* Stored entries:
* * * * * * * * *
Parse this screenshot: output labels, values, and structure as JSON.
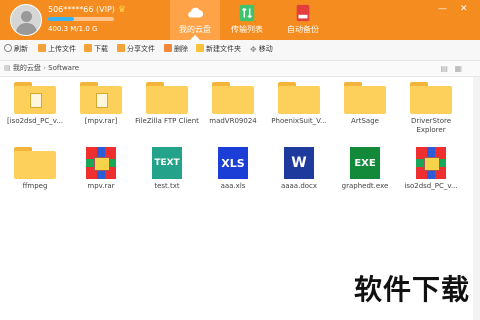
{
  "user": {
    "name": "506*****66 (VIP)",
    "quota_text": "400.3 M/1.0 G",
    "quota_fraction": 0.4
  },
  "tabs": [
    {
      "label": "我的云盘",
      "icon": "cloud-icon",
      "active": true
    },
    {
      "label": "传输列表",
      "icon": "transfer-icon",
      "active": false
    },
    {
      "label": "自动备份",
      "icon": "backup-icon",
      "active": false
    }
  ],
  "toolbar": {
    "refresh": "刷新",
    "upload": "上传文件",
    "download": "下载",
    "share": "分享文件",
    "delete": "删除",
    "new_folder": "新建文件夹",
    "move": "移动"
  },
  "breadcrumb": {
    "root": "我的云盘",
    "current": "Software"
  },
  "files": [
    {
      "name": "[iso2dsd_PC_v...",
      "type": "folder"
    },
    {
      "name": "[mpv.rar]",
      "type": "folder"
    },
    {
      "name": "FileZilla FTP Client",
      "type": "folder"
    },
    {
      "name": "madVR09024",
      "type": "folder"
    },
    {
      "name": "PhoenixSuit_V...",
      "type": "folder"
    },
    {
      "name": "ArtSage",
      "type": "folder"
    },
    {
      "name": "DriverStore Explorer",
      "type": "folder"
    },
    {
      "name": "ffmpeg",
      "type": "folder"
    },
    {
      "name": "mpv.rar",
      "type": "rar"
    },
    {
      "name": "test.txt",
      "type": "txt",
      "badge": "TEXT"
    },
    {
      "name": "aaa.xls",
      "type": "xls",
      "badge": "XLS"
    },
    {
      "name": "aaaa.docx",
      "type": "docx",
      "badge": "W"
    },
    {
      "name": "graphedt.exe",
      "type": "exe",
      "badge": "EXE"
    },
    {
      "name": "iso2dsd_PC_v...",
      "type": "rar"
    }
  ],
  "watermark": "软件下载"
}
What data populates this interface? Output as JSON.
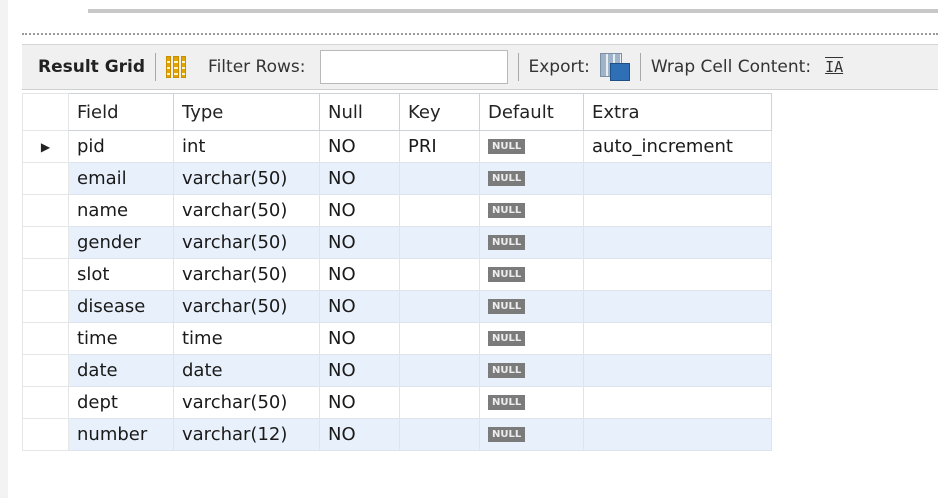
{
  "toolbar": {
    "result_grid_label": "Result Grid",
    "filter_rows_label": "Filter Rows:",
    "filter_rows_value": "",
    "export_label": "Export:",
    "wrap_label": "Wrap Cell Content:",
    "wrap_icon_glyph": "IA"
  },
  "grid": {
    "columns": [
      "Field",
      "Type",
      "Null",
      "Key",
      "Default",
      "Extra"
    ],
    "rows": [
      {
        "marker": "▶",
        "field": "pid",
        "type": "int",
        "null": "NO",
        "key": "PRI",
        "default": "NULL",
        "extra": "auto_increment"
      },
      {
        "marker": "",
        "field": "email",
        "type": "varchar(50)",
        "null": "NO",
        "key": "",
        "default": "NULL",
        "extra": ""
      },
      {
        "marker": "",
        "field": "name",
        "type": "varchar(50)",
        "null": "NO",
        "key": "",
        "default": "NULL",
        "extra": ""
      },
      {
        "marker": "",
        "field": "gender",
        "type": "varchar(50)",
        "null": "NO",
        "key": "",
        "default": "NULL",
        "extra": ""
      },
      {
        "marker": "",
        "field": "slot",
        "type": "varchar(50)",
        "null": "NO",
        "key": "",
        "default": "NULL",
        "extra": ""
      },
      {
        "marker": "",
        "field": "disease",
        "type": "varchar(50)",
        "null": "NO",
        "key": "",
        "default": "NULL",
        "extra": ""
      },
      {
        "marker": "",
        "field": "time",
        "type": "time",
        "null": "NO",
        "key": "",
        "default": "NULL",
        "extra": ""
      },
      {
        "marker": "",
        "field": "date",
        "type": "date",
        "null": "NO",
        "key": "",
        "default": "NULL",
        "extra": ""
      },
      {
        "marker": "",
        "field": "dept",
        "type": "varchar(50)",
        "null": "NO",
        "key": "",
        "default": "NULL",
        "extra": ""
      },
      {
        "marker": "",
        "field": "number",
        "type": "varchar(12)",
        "null": "NO",
        "key": "",
        "default": "NULL",
        "extra": ""
      }
    ]
  },
  "icons": {
    "result_grid": "grid-table-icon",
    "export": "export-disk-icon",
    "wrap": "wrap-text-icon"
  },
  "colors": {
    "alt_row": "#e8f0fb",
    "null_badge_bg": "#7b7b7b",
    "toolbar_bg": "#f0f0f0"
  }
}
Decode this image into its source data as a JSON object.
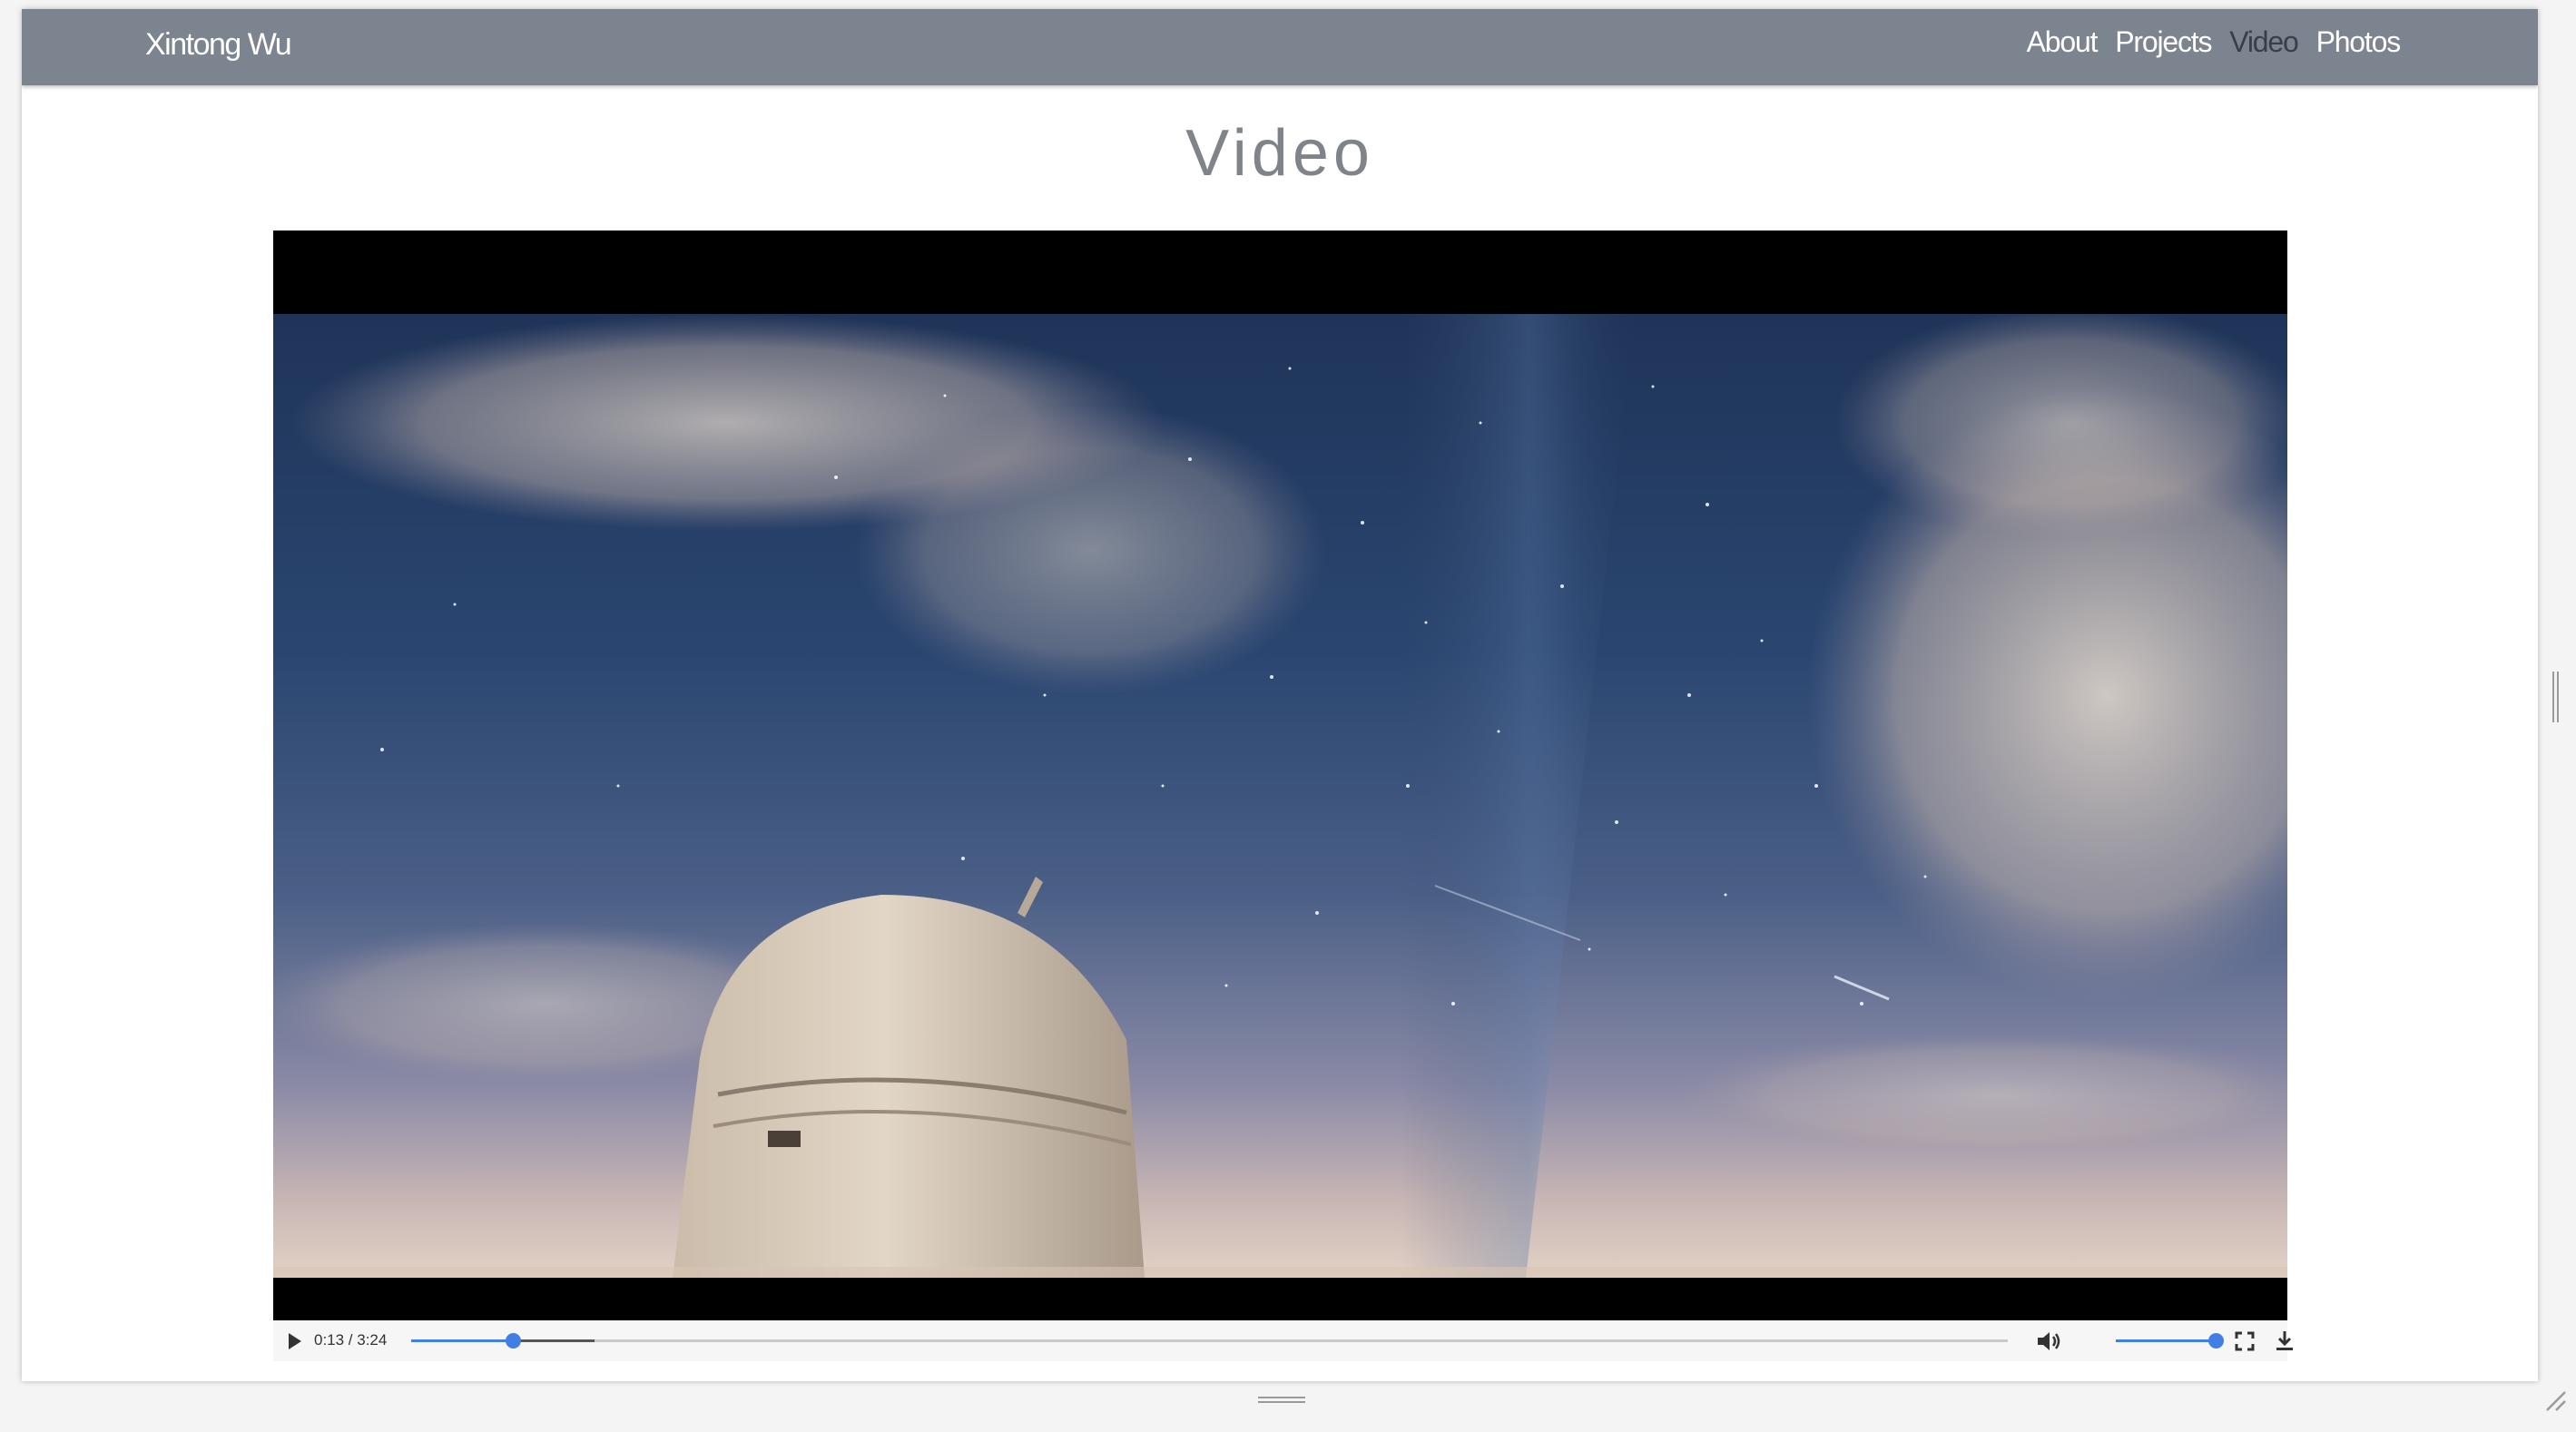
{
  "navbar": {
    "brand": "Xintong Wu",
    "links": [
      {
        "label": "About",
        "active": false
      },
      {
        "label": "Projects",
        "active": false
      },
      {
        "label": "Video",
        "active": true
      },
      {
        "label": "Photos",
        "active": false
      }
    ]
  },
  "page": {
    "title": "Video"
  },
  "video_player": {
    "time_display": "0:13 / 3:24",
    "progress_fraction": 0.0637,
    "buffered_fraction": 0.115,
    "volume_fraction": 1.0,
    "state": "paused",
    "icons": {
      "play": "play-icon",
      "volume": "volume-icon",
      "fullscreen": "fullscreen-icon",
      "download": "download-icon"
    }
  },
  "colors": {
    "navbar_bg": "#7c848f",
    "nav_active": "#3a3f47",
    "accent": "#3f7fe6",
    "title_gray": "#7f848a"
  }
}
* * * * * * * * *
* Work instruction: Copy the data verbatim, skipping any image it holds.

* Expected answer:
Parse this screenshot: output labels, values, and structure as JSON.
{
  "user": {
    "name": "506*****66 (VIP)",
    "quota_text": "400.3 M/1.0 G",
    "quota_fraction": 0.4
  },
  "tabs": [
    {
      "label": "我的云盘",
      "icon": "cloud-icon",
      "active": true
    },
    {
      "label": "传输列表",
      "icon": "transfer-icon",
      "active": false
    },
    {
      "label": "自动备份",
      "icon": "backup-icon",
      "active": false
    }
  ],
  "toolbar": {
    "refresh": "刷新",
    "upload": "上传文件",
    "download": "下载",
    "share": "分享文件",
    "delete": "删除",
    "new_folder": "新建文件夹",
    "move": "移动"
  },
  "breadcrumb": {
    "root": "我的云盘",
    "current": "Software"
  },
  "files": [
    {
      "name": "[iso2dsd_PC_v...",
      "type": "folder"
    },
    {
      "name": "[mpv.rar]",
      "type": "folder"
    },
    {
      "name": "FileZilla FTP Client",
      "type": "folder"
    },
    {
      "name": "madVR09024",
      "type": "folder"
    },
    {
      "name": "PhoenixSuit_V...",
      "type": "folder"
    },
    {
      "name": "ArtSage",
      "type": "folder"
    },
    {
      "name": "DriverStore Explorer",
      "type": "folder"
    },
    {
      "name": "ffmpeg",
      "type": "folder"
    },
    {
      "name": "mpv.rar",
      "type": "rar"
    },
    {
      "name": "test.txt",
      "type": "txt",
      "badge": "TEXT"
    },
    {
      "name": "aaa.xls",
      "type": "xls",
      "badge": "XLS"
    },
    {
      "name": "aaaa.docx",
      "type": "docx",
      "badge": "W"
    },
    {
      "name": "graphedt.exe",
      "type": "exe",
      "badge": "EXE"
    },
    {
      "name": "iso2dsd_PC_v...",
      "type": "rar"
    }
  ],
  "watermark": "软件下载"
}
What data populates this interface? Output as JSON.
{
  "toolbar": {
    "result_grid_label": "Result Grid",
    "filter_rows_label": "Filter Rows:",
    "filter_rows_value": "",
    "export_label": "Export:",
    "wrap_label": "Wrap Cell Content:",
    "wrap_icon_glyph": "IA"
  },
  "grid": {
    "columns": [
      "Field",
      "Type",
      "Null",
      "Key",
      "Default",
      "Extra"
    ],
    "rows": [
      {
        "marker": "▶",
        "field": "pid",
        "type": "int",
        "null": "NO",
        "key": "PRI",
        "default": "NULL",
        "extra": "auto_increment"
      },
      {
        "marker": "",
        "field": "email",
        "type": "varchar(50)",
        "null": "NO",
        "key": "",
        "default": "NULL",
        "extra": ""
      },
      {
        "marker": "",
        "field": "name",
        "type": "varchar(50)",
        "null": "NO",
        "key": "",
        "default": "NULL",
        "extra": ""
      },
      {
        "marker": "",
        "field": "gender",
        "type": "varchar(50)",
        "null": "NO",
        "key": "",
        "default": "NULL",
        "extra": ""
      },
      {
        "marker": "",
        "field": "slot",
        "type": "varchar(50)",
        "null": "NO",
        "key": "",
        "default": "NULL",
        "extra": ""
      },
      {
        "marker": "",
        "field": "disease",
        "type": "varchar(50)",
        "null": "NO",
        "key": "",
        "default": "NULL",
        "extra": ""
      },
      {
        "marker": "",
        "field": "time",
        "type": "time",
        "null": "NO",
        "key": "",
        "default": "NULL",
        "extra": ""
      },
      {
        "marker": "",
        "field": "date",
        "type": "date",
        "null": "NO",
        "key": "",
        "default": "NULL",
        "extra": ""
      },
      {
        "marker": "",
        "field": "dept",
        "type": "varchar(50)",
        "null": "NO",
        "key": "",
        "default": "NULL",
        "extra": ""
      },
      {
        "marker": "",
        "field": "number",
        "type": "varchar(12)",
        "null": "NO",
        "key": "",
        "default": "NULL",
        "extra": ""
      }
    ]
  },
  "icons": {
    "result_grid": "grid-table-icon",
    "export": "export-disk-icon",
    "wrap": "wrap-text-icon"
  },
  "colors": {
    "alt_row": "#e8f0fb",
    "null_badge_bg": "#7b7b7b",
    "toolbar_bg": "#f0f0f0"
  }
}
Decode this image into its source data as a JSON object.
{
  "navbar": {
    "brand": "Xintong Wu",
    "links": [
      {
        "label": "About",
        "active": false
      },
      {
        "label": "Projects",
        "active": false
      },
      {
        "label": "Video",
        "active": true
      },
      {
        "label": "Photos",
        "active": false
      }
    ]
  },
  "page": {
    "title": "Video"
  },
  "video_player": {
    "time_display": "0:13 / 3:24",
    "progress_fraction": 0.0637,
    "buffered_fraction": 0.115,
    "volume_fraction": 1.0,
    "state": "paused",
    "icons": {
      "play": "play-icon",
      "volume": "volume-icon",
      "fullscreen": "fullscreen-icon",
      "download": "download-icon"
    }
  },
  "colors": {
    "navbar_bg": "#7c848f",
    "nav_active": "#3a3f47",
    "accent": "#3f7fe6",
    "title_gray": "#7f848a"
  }
}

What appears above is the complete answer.